I'll place it in the water, and remove myself once more
A play on intention, failure, and states of transition, this project explores the intersection of two power relations, two tensions through the focus on two forms: a carpet, removed from Elam and put in the ocean at North Piha Beach, and an interpretation of a full-scale roofline of a worker's hut from the same location, an image critical to New Zealand's Architectural history - 'The Whare in the Bush'.
Built out of deconstructed studio walls, the works engage with a discourse of challenging, destabilising and correcting histories by bringing into view a colonial tension of power relations. Site-practice, in this instance, talks to the narratives of absence and isolation attributed to the Pakeha nationalist ideal of the 'man alone'. Dually, it takes a pointed approach of challenging these similar power relations used in another structural form: minimalist sculpture.
The works' exploration of temporality and instability attempts to engage feminist approaches to subversion and rejection in order to turn these dialogues on their head. With a preference for intentional failure - breaking down photography as documentation and formal sculptural reproduction allows open-ended poetics and subjectivity to take its place.
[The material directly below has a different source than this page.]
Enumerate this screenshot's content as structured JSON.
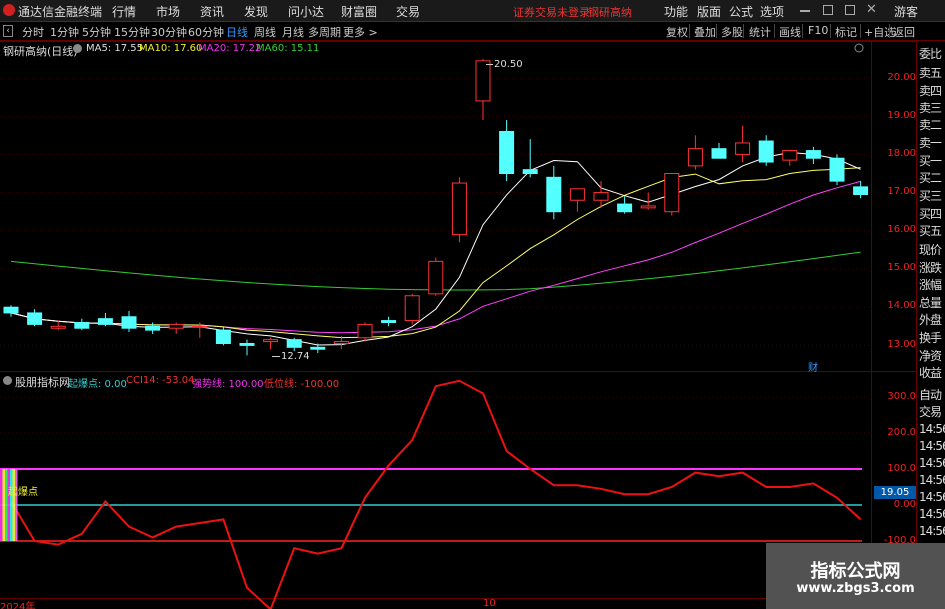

This project sits within a tension; a colonial tension, a structural tension - and in recognising the discomfort of this position, it seeks to lean into it in a process of self-reflection. Through this method, the project aims to sit within and bring tensions to the foreground through open-ended failures, to spatialise these processes and explore self-reflexivity as subversive action.